At the centerline of an axisymmetric geometry, you should use the axis boundary type rather than the symmetry boundary type, as illustrated in Figure
7.3.30. See Section
7.3.17 for details.

Examples of Symmetry Boundaries
Symmetry boundaries are used to reduce the extent of your computational model to a symmetric subsection of the overall physical system. Figures 7.3.23 and 7.3.24 illustrate two examples of symmetry boundary conditions used in this way.
Figure 7.3.25 illustrates two problems in which a symmetry plane would be inappropriate. In both examples, the problem geometry is symmetric but the flow itself does not obey the symmetry boundary conditions. In the first example, buoyancy creates an asymmetric flow. In the second, swirl in the flow creates a flow normal to the wouldbe symmetry plane. Note that this second example should be handled using rotationally periodic boundaries (as illustrated in Figure 7.3.26).
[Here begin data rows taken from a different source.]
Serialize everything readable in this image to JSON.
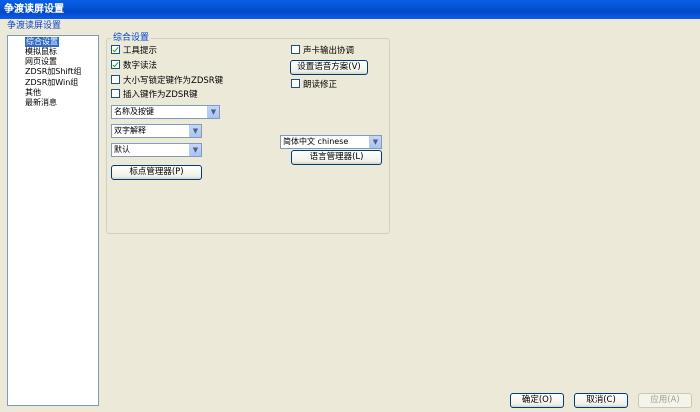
{
  "window": {
    "title": "争渡读屏设置"
  },
  "menu": {
    "label": "争渡读屏设置"
  },
  "tree": {
    "items": [
      "综合设置",
      "模拟鼠标",
      "网页设置",
      "ZDSR加Shift组",
      "ZDSR加Win组",
      "其他",
      "最新消息"
    ]
  },
  "general": {
    "group_title": "综合设置",
    "tooltip": {
      "label": "工具提示",
      "checked": true
    },
    "digit_reading": {
      "label": "数字读法",
      "checked": true
    },
    "capslock_zdsr": {
      "label": "大小写锁定键作为ZDSR键",
      "checked": false
    },
    "insert_zdsr": {
      "label": "插入键作为ZDSR键",
      "checked": false
    },
    "name_key_select": "名称及按键",
    "double_char_select": "双字解释",
    "default_select": "默认",
    "punctuation_button": "标点管理器(P)",
    "soundcard_coord": {
      "label": "声卡输出协调",
      "checked": false
    },
    "voice_scheme_button": "设置语音方案(V)",
    "reading_correction": {
      "label": "朗读修正",
      "checked": false
    },
    "language_select": "简体中文 chinese",
    "language_manager_button": "语言管理器(L)"
  },
  "footer": {
    "ok": "确定(O)",
    "cancel": "取消(C)",
    "apply": "应用(A)"
  }
}
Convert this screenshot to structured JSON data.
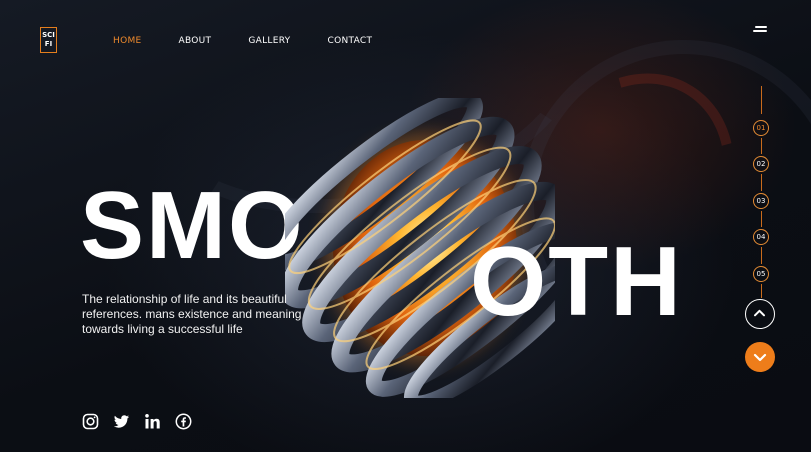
{
  "logo": {
    "line1": "SCI",
    "line2": "FI"
  },
  "nav": {
    "items": [
      "HOME",
      "ABOUT",
      "GALLERY",
      "CONTACT"
    ],
    "active": "HOME"
  },
  "hero": {
    "word_left": "SMO",
    "word_right": "OTH",
    "description": "The relationship of life and its beautiful references. mans existence and meaning towards living a successful life"
  },
  "pager": {
    "pages": [
      "01",
      "02",
      "03",
      "04",
      "05"
    ],
    "active": "01"
  },
  "social": [
    "instagram-icon",
    "twitter-icon",
    "linkedin-icon",
    "facebook-icon"
  ],
  "colors": {
    "accent": "#ee8a2d",
    "background": "#0d1016",
    "text": "#ffffff"
  }
}
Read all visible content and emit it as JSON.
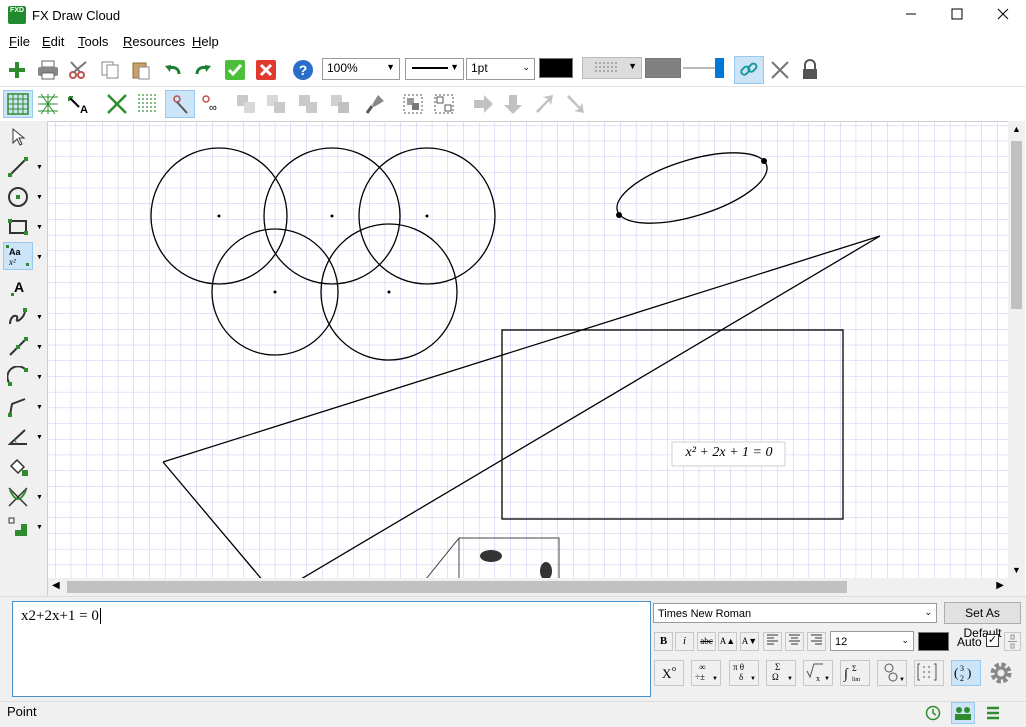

Calculation Procedure at Symmetry Boundaries
ANSYS FLUENT assumes a zero flux of all quantities across a symmetry boundary. There is no convective flux across a symmetry plane: the normal velocity component at the symmetry plane is thus zero. There is no diffusion flux across a symmetry plane: the normal gradients of all flow variables are thus zero at the symmetry plane. The symmetry boundary condition can therefore be summarized as follows:
As stated above, these conditions determine a zero flux across the symmetry plane, which is required by the definition of symmetry. Since the shear stress is zero at a symmetry boundary, it can also be interpreted as a "slip'' wall when used in viscous flow calculations.